RECORD SET:

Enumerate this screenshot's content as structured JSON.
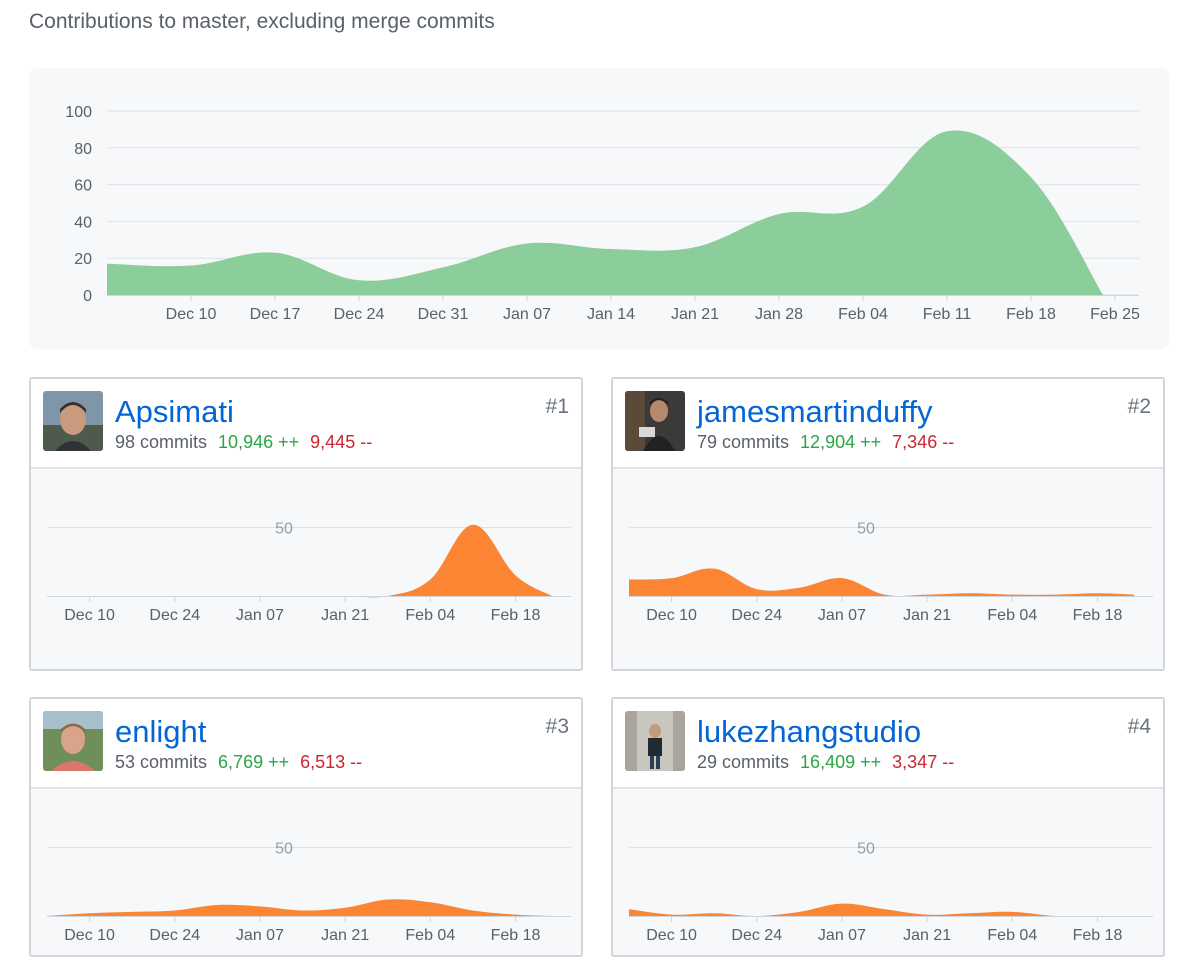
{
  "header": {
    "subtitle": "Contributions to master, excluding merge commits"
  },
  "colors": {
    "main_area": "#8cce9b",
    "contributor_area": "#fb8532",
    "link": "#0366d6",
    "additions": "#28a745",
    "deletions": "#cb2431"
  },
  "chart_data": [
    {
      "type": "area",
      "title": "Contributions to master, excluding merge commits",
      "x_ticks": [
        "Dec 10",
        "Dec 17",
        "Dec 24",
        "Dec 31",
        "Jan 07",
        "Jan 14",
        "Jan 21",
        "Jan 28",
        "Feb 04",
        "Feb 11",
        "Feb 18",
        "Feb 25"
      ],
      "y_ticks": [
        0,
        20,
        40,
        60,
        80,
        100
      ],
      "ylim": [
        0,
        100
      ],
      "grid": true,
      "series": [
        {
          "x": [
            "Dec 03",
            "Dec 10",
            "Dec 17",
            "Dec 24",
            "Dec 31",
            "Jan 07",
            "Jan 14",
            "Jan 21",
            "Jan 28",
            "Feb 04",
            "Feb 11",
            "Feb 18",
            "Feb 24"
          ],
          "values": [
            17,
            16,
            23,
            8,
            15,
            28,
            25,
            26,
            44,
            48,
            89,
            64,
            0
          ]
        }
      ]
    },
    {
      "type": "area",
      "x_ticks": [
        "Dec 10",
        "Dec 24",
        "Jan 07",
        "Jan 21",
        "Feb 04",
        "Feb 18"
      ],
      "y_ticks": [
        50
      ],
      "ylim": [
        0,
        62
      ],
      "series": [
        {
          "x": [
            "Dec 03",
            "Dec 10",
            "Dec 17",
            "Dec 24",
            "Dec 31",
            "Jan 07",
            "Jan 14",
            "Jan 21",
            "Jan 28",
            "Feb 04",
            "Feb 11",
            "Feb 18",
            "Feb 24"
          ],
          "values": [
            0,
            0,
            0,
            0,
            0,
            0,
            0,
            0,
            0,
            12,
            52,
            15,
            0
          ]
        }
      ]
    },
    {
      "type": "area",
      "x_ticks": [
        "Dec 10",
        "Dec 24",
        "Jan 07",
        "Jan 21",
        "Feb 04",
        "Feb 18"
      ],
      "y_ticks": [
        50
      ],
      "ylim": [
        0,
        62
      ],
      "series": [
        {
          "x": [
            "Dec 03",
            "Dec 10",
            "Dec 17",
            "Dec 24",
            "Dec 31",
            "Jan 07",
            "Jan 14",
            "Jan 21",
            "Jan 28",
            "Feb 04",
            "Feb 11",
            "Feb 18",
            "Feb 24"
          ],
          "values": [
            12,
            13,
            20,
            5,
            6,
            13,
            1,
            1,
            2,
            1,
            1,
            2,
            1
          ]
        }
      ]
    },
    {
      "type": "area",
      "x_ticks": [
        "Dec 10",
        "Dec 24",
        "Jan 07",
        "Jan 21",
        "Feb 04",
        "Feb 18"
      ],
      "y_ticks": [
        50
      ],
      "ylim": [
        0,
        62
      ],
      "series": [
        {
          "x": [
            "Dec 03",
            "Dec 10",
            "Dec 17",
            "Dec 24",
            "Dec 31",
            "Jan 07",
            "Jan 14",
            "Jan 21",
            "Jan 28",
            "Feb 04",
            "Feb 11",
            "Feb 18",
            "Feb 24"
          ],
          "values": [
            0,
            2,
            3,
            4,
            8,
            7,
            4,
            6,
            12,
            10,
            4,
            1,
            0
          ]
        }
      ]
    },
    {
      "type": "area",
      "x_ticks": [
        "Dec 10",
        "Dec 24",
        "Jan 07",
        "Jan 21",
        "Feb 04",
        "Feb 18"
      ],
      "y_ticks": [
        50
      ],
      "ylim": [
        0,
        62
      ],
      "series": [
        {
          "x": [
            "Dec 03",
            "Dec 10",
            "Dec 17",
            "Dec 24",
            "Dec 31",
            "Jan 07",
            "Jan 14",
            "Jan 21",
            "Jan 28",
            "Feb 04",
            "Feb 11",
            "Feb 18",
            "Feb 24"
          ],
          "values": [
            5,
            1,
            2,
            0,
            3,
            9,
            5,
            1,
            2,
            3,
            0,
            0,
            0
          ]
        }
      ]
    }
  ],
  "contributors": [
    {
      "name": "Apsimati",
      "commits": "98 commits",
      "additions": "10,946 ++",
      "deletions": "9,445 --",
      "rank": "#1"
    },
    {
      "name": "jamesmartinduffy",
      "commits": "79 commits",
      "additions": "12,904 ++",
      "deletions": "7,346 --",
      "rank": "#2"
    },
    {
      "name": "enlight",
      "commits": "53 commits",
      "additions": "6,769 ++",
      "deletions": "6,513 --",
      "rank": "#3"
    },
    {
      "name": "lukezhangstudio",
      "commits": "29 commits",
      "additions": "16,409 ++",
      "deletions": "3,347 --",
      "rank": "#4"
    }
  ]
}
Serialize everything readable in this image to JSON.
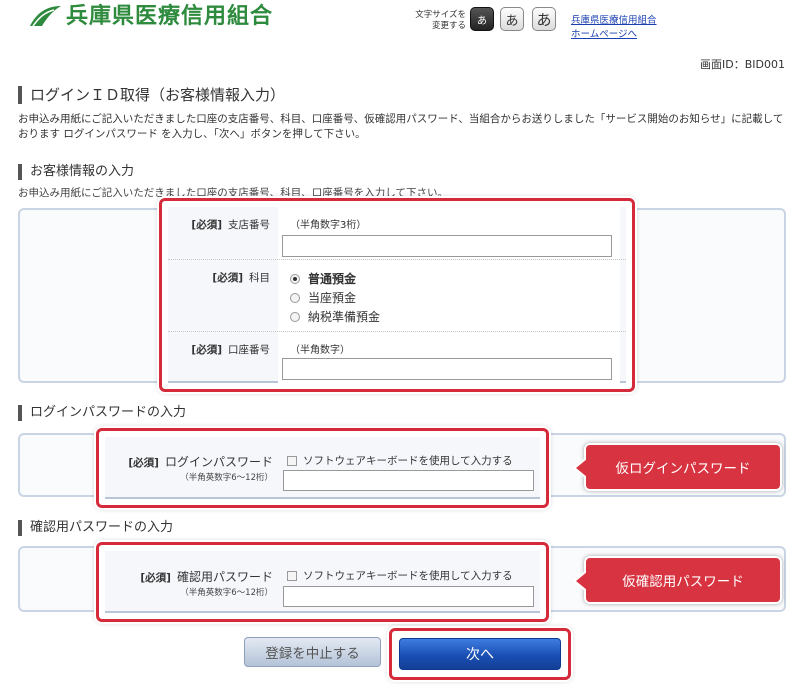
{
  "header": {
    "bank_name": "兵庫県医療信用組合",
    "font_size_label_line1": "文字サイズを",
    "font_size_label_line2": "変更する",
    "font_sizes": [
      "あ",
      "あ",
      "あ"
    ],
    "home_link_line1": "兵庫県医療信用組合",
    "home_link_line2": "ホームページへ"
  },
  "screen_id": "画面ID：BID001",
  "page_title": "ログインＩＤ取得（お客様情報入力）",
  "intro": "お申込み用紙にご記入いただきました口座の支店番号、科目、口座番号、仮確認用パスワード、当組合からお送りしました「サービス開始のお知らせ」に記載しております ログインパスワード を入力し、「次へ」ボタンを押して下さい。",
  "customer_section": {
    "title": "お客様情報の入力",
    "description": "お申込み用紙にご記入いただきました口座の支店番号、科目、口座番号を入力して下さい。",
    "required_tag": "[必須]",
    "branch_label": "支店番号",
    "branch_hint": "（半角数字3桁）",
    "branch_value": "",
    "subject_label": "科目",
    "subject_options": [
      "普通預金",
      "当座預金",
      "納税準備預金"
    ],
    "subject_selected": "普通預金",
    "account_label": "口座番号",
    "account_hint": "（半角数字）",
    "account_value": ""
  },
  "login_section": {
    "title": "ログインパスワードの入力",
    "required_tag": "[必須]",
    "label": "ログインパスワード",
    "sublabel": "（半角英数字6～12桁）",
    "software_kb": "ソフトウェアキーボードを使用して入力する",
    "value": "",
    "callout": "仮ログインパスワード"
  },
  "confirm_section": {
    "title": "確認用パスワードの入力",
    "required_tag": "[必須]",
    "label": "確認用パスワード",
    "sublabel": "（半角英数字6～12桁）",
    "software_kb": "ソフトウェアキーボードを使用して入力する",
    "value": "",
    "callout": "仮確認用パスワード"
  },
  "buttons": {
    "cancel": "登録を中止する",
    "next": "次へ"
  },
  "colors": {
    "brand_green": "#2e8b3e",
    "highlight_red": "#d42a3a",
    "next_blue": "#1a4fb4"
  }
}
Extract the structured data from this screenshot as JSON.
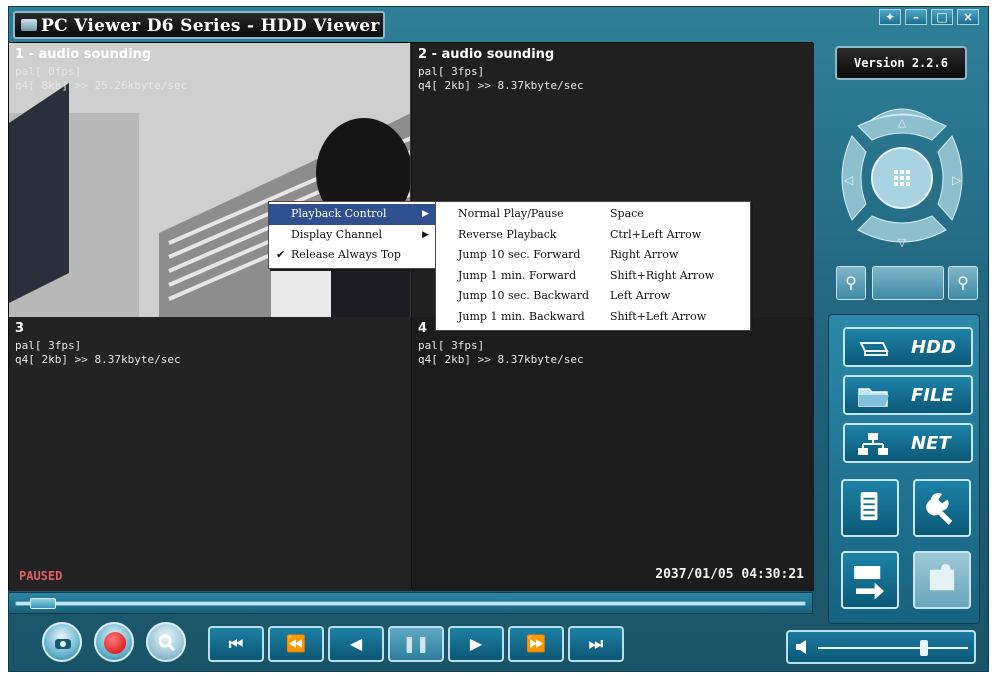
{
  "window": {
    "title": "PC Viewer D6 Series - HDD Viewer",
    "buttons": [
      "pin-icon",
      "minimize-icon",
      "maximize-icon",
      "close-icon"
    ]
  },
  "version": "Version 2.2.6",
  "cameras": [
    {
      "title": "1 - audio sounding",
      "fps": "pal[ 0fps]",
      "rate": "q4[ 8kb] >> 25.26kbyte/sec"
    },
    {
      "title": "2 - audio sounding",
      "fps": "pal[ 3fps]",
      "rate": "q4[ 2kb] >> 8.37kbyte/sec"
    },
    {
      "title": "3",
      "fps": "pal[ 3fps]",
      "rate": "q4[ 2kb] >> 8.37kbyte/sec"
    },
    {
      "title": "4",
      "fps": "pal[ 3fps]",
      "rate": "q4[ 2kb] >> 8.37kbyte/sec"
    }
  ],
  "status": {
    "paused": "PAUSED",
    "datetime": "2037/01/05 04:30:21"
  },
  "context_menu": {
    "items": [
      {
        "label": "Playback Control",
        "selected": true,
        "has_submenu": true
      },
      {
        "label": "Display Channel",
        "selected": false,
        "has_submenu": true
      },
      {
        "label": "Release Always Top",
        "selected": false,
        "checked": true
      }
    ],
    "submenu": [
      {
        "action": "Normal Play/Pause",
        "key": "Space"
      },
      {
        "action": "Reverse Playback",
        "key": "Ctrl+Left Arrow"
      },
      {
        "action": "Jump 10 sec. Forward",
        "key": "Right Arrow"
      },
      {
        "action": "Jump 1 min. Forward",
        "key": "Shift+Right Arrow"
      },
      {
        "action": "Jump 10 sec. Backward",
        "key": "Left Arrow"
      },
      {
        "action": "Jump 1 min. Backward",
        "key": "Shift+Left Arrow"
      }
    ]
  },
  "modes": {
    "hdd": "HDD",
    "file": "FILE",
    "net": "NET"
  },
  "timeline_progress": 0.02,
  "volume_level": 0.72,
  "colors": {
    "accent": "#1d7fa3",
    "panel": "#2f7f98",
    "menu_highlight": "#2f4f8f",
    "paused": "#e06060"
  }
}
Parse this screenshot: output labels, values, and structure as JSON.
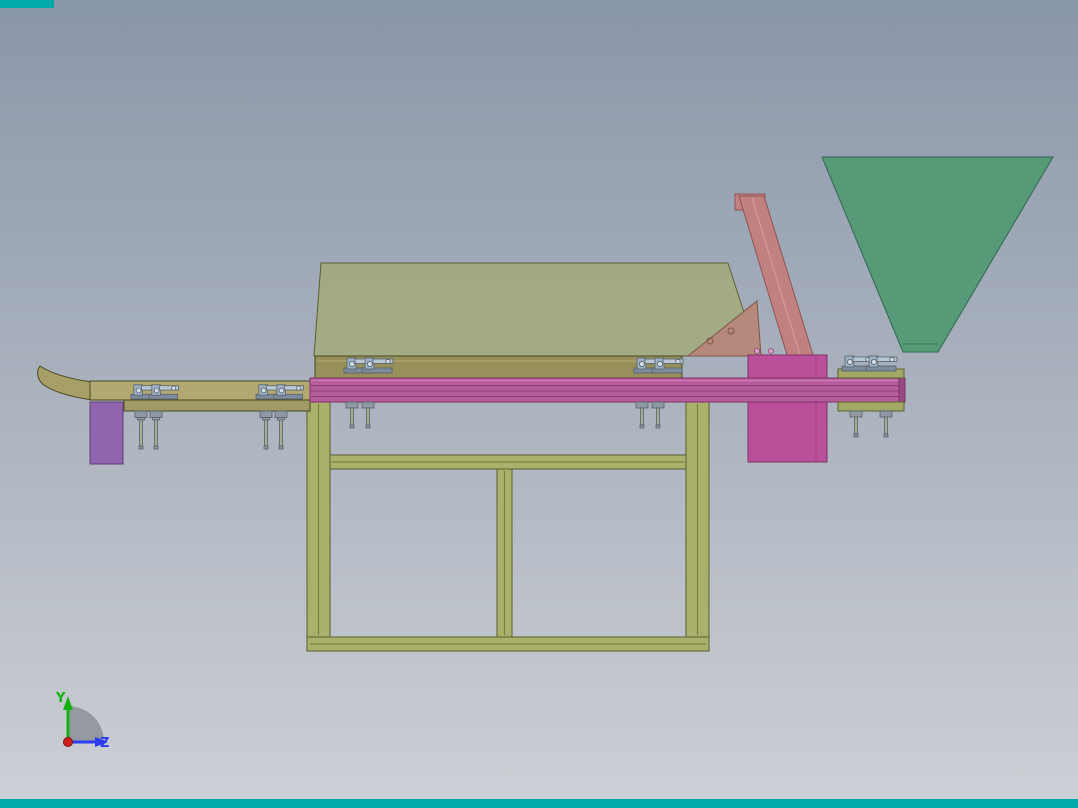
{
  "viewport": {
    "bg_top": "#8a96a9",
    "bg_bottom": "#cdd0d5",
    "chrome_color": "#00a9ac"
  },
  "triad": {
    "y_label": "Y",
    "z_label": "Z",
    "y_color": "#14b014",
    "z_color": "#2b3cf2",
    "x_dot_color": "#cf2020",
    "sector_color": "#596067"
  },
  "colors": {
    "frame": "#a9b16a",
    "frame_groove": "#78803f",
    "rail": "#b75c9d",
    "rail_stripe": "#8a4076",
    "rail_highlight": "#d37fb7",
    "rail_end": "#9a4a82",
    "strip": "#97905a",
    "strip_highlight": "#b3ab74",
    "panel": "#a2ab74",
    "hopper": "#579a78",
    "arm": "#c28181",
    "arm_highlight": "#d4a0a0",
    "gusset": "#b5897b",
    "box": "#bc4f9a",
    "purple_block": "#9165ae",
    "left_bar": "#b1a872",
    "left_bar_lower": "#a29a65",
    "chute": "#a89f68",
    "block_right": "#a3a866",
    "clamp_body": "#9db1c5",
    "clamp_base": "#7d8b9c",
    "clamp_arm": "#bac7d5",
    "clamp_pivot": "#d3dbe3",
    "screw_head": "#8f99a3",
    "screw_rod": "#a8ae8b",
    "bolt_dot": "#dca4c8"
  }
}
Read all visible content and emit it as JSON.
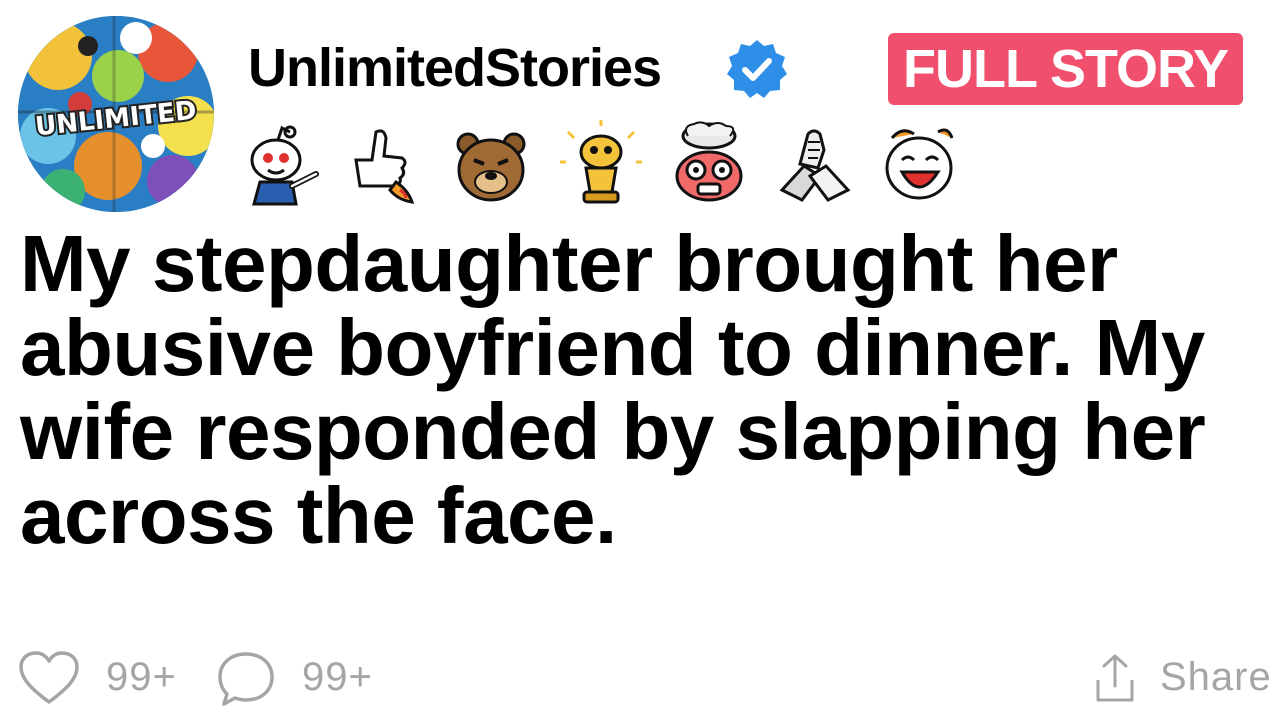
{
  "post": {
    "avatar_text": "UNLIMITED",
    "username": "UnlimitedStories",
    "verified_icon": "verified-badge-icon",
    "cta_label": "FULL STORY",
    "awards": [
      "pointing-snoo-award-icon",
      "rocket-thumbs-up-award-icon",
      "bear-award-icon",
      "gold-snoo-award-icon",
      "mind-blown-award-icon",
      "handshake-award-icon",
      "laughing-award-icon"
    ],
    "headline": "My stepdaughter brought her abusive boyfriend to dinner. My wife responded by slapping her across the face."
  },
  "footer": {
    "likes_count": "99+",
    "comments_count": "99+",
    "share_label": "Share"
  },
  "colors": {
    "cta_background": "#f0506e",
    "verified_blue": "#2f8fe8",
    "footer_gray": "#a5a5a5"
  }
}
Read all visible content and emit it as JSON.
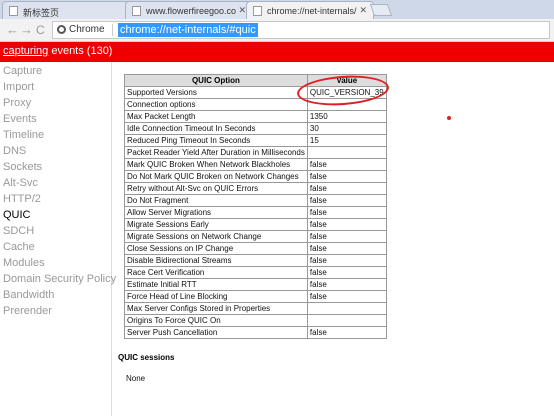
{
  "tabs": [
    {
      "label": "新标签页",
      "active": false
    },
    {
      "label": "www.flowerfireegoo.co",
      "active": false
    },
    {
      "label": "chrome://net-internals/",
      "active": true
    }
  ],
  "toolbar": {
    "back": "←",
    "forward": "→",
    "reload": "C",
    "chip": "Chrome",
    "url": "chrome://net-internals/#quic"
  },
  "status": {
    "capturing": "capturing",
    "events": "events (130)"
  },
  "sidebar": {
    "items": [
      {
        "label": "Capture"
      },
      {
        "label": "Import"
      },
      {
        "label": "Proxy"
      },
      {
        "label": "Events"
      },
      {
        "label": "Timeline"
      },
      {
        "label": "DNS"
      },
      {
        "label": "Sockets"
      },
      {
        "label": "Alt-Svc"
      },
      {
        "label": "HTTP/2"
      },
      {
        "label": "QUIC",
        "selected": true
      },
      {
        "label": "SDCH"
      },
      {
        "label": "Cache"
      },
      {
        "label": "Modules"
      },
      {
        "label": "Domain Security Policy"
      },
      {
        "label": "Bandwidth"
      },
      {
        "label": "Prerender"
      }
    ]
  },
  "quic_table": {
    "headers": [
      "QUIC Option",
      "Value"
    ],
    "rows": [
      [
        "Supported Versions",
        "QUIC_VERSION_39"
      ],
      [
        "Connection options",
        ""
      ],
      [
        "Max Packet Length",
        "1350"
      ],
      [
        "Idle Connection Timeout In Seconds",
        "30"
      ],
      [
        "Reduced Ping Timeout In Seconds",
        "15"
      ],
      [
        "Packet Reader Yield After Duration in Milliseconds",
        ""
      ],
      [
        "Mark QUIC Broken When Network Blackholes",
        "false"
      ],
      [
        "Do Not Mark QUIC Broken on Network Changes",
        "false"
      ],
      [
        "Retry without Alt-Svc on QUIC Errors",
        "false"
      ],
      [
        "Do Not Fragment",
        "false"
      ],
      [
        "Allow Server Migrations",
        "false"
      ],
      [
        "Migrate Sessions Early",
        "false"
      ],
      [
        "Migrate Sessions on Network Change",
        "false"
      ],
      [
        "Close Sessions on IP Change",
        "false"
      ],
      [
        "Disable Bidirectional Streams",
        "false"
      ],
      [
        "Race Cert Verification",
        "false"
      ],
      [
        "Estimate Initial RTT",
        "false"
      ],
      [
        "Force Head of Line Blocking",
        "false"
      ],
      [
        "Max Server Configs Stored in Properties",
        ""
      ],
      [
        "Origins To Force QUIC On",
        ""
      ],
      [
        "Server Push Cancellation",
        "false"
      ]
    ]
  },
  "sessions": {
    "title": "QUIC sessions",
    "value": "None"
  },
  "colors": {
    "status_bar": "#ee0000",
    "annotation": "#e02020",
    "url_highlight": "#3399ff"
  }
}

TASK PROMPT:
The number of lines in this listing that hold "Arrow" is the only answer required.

TASK OUTPUT:
5